21. I just know it has an unbreakable grip, but I can't tell you what it is. Just life's empty without it. Omitted.
22. Who would you like to meet and spend time with?
23. I have to say people who reallyimpressed me when I have a chance to meet them are people whose names nobody will ever hear. So for example. Let me give you a personal, verypersonal example. A couple of months ago, I learned that extremelypoor peasants in southernColombia, whose lives are destroyed in part byUSrun chemicalwarfare, called fumigation, which destroys their agricultural lands and communities, and in part just by terror of the colombianState, and by now, terror of guerillas. They're caught in the middle of. Reallymiserable people. They just planted a forest in memory of my wife, who died a couple of months ago. It's one of themostmoving things I have ever experienced. I've actually met some of them. I did go down. I couldn't do anything for them. I just listened to their horrible testimonies. These are people with real. And they're all over the world, you know, with real humanfeelings, commitment, concern, suffering beyond what we can imagine, but willing to do something for someone they've never met. You find things like that all over the place. Here, too. Some of themostmoving experience I've had are just in blackchurches in theSouth during theCivilRightsMovement, where, you know, people are getting beaten, killed, really struggling for themostelementary rights. Just asking for the congressionalAmendements during theCivilWar, asking they be implemented. Notparticularlyradical, but quite a battle. Continues like that. These are the really impressive people in my view. Omitted.

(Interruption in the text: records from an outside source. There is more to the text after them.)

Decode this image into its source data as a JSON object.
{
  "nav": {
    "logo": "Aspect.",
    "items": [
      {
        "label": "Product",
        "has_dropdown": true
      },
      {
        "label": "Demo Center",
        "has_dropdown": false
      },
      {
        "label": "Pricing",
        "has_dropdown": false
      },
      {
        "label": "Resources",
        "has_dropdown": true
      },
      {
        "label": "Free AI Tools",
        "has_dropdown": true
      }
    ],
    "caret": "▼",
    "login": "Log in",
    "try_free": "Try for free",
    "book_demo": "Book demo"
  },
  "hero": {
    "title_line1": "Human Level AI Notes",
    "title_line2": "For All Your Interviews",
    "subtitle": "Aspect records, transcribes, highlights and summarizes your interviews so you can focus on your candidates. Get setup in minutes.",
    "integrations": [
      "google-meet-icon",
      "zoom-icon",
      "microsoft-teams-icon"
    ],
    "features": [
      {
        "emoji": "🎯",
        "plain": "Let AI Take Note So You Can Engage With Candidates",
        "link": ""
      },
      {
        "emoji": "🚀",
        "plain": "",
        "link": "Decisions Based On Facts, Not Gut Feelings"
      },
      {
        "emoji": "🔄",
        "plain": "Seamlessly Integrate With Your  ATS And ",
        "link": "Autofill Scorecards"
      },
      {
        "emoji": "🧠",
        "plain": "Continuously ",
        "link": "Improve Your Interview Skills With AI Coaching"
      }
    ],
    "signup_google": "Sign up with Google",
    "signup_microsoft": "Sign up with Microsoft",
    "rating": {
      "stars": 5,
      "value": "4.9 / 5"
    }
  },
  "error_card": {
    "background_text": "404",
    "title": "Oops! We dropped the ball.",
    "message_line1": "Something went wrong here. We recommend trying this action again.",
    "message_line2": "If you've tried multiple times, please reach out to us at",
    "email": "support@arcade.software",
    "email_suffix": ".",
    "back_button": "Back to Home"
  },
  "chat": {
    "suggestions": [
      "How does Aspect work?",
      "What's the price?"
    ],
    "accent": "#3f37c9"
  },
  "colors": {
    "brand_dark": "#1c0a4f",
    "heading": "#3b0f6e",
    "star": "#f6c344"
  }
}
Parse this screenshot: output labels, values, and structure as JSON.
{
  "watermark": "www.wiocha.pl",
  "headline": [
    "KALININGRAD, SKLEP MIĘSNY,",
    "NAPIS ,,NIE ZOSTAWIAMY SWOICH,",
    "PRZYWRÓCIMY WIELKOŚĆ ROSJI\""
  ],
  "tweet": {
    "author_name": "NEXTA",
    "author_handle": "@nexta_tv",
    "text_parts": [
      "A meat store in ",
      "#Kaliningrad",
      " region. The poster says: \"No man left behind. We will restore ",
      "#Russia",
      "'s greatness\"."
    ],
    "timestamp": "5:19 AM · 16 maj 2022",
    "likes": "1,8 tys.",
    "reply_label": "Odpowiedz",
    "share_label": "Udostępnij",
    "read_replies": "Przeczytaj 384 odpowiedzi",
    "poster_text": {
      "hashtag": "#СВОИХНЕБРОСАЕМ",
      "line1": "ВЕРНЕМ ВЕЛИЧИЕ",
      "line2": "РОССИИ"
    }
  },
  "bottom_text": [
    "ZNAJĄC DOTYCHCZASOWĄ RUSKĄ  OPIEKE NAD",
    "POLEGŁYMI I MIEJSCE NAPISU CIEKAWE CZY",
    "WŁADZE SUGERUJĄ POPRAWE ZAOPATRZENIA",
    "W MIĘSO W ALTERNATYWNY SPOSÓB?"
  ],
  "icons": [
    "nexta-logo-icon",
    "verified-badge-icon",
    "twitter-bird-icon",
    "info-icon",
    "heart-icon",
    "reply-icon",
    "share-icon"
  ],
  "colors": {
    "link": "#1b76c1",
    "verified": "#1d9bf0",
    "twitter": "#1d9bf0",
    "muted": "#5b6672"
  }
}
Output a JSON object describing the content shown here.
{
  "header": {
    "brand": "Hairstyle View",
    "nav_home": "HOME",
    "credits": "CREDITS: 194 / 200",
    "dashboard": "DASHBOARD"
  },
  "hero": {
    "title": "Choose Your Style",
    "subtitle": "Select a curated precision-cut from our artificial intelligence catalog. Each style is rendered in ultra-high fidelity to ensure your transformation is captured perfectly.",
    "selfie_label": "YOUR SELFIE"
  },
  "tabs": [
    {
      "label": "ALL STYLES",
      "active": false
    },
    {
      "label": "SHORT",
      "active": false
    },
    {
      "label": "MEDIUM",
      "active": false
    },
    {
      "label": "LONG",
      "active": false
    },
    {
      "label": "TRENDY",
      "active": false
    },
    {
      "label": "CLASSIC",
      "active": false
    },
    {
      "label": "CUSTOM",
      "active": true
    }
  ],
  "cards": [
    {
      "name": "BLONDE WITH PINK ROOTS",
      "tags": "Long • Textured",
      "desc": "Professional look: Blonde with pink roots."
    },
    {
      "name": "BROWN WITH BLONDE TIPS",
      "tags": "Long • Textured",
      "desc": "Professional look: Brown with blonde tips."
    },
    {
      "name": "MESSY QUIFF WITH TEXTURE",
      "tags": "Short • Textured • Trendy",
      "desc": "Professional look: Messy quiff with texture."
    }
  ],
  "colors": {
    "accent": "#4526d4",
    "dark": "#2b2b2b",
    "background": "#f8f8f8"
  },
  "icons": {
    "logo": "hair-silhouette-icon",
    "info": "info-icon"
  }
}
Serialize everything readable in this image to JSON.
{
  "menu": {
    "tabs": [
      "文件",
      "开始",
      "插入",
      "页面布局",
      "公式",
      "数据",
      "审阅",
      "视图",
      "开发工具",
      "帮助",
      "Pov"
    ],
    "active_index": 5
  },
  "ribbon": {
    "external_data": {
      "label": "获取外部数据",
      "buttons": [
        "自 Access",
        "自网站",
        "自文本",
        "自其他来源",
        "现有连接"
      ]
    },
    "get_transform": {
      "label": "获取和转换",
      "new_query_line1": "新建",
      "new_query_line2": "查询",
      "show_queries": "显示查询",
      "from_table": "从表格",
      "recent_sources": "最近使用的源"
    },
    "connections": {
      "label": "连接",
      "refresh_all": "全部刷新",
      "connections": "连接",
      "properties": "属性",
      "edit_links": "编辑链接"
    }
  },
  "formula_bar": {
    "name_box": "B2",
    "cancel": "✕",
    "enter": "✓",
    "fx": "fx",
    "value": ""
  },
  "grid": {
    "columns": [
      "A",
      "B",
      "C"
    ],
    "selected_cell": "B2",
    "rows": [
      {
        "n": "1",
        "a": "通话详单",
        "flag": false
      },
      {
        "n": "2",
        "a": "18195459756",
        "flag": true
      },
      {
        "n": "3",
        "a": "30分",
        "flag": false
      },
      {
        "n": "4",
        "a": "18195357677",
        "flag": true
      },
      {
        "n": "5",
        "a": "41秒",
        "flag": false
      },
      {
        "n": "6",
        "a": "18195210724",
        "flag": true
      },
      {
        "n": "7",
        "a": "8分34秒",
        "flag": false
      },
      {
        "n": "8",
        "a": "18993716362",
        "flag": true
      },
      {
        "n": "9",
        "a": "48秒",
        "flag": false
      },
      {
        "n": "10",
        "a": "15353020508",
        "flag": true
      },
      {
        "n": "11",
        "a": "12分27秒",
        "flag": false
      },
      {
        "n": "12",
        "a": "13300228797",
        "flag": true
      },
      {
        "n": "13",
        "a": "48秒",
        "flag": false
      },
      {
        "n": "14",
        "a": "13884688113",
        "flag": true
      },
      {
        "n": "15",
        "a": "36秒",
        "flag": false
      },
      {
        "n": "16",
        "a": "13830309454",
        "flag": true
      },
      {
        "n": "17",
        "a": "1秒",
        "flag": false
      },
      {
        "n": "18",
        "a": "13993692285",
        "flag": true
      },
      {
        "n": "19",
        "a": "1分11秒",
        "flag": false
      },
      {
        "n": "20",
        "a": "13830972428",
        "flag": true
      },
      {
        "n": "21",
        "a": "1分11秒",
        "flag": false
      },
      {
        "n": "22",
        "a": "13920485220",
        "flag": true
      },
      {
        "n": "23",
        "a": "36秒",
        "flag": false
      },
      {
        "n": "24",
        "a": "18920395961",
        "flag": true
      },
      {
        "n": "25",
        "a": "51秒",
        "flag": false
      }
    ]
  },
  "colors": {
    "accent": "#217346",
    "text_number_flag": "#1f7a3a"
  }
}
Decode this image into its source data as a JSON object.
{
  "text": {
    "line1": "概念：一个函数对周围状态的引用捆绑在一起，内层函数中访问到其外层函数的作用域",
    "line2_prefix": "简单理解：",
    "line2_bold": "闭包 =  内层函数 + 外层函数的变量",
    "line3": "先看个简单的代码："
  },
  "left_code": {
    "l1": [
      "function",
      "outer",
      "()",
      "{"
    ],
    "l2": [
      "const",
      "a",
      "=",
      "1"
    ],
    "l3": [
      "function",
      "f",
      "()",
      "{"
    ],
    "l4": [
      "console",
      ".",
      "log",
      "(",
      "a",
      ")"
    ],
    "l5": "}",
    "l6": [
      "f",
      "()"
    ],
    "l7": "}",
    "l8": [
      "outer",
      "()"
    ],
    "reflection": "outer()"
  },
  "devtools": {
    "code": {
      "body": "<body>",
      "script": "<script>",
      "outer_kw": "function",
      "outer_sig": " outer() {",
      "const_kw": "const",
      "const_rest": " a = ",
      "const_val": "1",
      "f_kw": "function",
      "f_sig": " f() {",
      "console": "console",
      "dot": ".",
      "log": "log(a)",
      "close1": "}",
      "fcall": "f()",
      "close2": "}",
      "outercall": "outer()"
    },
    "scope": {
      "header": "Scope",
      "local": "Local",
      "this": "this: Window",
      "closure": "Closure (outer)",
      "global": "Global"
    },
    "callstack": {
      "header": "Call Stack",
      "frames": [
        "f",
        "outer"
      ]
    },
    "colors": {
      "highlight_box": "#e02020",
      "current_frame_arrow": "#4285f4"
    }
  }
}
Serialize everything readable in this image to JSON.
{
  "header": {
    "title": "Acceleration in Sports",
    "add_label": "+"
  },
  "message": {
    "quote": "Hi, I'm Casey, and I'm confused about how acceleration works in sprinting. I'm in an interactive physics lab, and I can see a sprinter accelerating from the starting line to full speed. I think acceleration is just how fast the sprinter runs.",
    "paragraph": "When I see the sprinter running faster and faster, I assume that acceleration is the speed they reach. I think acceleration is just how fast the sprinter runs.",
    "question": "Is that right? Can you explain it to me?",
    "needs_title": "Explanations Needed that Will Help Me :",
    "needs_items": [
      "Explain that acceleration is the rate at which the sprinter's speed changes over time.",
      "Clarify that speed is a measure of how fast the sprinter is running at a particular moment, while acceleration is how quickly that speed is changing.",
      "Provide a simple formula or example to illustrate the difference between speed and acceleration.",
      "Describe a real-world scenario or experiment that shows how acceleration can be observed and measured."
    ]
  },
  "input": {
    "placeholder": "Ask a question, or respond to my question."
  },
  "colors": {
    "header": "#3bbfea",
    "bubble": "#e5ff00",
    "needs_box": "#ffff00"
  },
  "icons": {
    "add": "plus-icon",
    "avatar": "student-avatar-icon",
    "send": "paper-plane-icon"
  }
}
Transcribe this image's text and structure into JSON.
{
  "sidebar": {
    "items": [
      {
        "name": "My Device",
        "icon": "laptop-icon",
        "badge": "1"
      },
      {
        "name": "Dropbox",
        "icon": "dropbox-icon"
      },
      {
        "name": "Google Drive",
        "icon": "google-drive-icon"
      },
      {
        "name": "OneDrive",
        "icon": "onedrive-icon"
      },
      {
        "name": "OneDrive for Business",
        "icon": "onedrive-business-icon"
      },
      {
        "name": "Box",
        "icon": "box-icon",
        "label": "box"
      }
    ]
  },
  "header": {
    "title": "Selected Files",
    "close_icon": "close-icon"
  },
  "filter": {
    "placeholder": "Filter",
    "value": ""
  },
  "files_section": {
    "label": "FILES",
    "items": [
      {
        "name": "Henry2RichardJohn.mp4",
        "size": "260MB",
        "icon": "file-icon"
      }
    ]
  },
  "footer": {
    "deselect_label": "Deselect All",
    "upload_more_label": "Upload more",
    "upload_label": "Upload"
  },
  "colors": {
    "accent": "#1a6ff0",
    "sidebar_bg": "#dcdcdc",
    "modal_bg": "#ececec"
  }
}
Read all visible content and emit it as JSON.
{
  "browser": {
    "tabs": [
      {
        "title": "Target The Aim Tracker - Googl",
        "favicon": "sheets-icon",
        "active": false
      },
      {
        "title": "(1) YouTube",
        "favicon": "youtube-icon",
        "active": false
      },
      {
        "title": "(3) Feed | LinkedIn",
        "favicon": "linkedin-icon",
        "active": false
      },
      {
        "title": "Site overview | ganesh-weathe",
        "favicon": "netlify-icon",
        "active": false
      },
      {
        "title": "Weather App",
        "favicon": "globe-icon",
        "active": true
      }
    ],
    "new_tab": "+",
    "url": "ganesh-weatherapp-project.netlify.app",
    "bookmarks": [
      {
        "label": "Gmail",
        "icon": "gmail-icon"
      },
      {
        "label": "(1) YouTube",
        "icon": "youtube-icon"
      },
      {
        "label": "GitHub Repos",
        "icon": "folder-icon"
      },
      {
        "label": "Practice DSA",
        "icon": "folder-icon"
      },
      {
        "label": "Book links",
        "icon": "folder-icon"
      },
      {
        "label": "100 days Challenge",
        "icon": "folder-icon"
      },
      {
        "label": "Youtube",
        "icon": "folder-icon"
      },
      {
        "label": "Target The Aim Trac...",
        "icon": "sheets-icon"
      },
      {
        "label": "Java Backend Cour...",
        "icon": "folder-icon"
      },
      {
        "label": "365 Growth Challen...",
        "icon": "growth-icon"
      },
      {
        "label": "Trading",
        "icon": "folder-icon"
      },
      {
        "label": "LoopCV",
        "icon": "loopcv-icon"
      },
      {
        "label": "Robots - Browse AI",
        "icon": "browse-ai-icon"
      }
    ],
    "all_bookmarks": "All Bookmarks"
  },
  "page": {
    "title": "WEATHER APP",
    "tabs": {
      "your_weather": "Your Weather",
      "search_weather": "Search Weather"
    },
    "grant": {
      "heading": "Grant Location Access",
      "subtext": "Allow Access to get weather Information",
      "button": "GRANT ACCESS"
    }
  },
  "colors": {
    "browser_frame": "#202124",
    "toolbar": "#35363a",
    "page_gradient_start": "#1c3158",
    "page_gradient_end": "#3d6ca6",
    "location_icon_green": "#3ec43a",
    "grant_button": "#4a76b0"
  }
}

24. What Ethical dilemmas have you faced and how did you solve them?
25. There are fundamental questions that arising all the time, like How do I distribute my work and energy and effort? Every minute of the day you have to face those questions. Sometimes. I wouldn't exactly call it an Ethical dilemma. I guess it is. For example, early60s, I have to make a reallyhard, for me reallyhard decisions. Should I start becoming reallyactive instead of just talking in a critical humanissues that were arising then. War inVietnam, growing war inVietnam, CivilRightsMovements, many others. So, should I become reallyactive in those or should I devote my timeandenergy to veryexciting intellectual work with my growing family? I had little children. Well, that's a hard decision. I knew perfectlywell that you just can't put your foot in it and walk away. If you start it, it's a growing commitment. And my wife and I had to work that out in some fashion not simple. In fact, at one point, she actually had to go back to college after seventeenyears, because it looked as though I might serve a long prisonsentence. We had threekids to take care of. Those decisions, they're serious decisions, but there re lots of others all the time.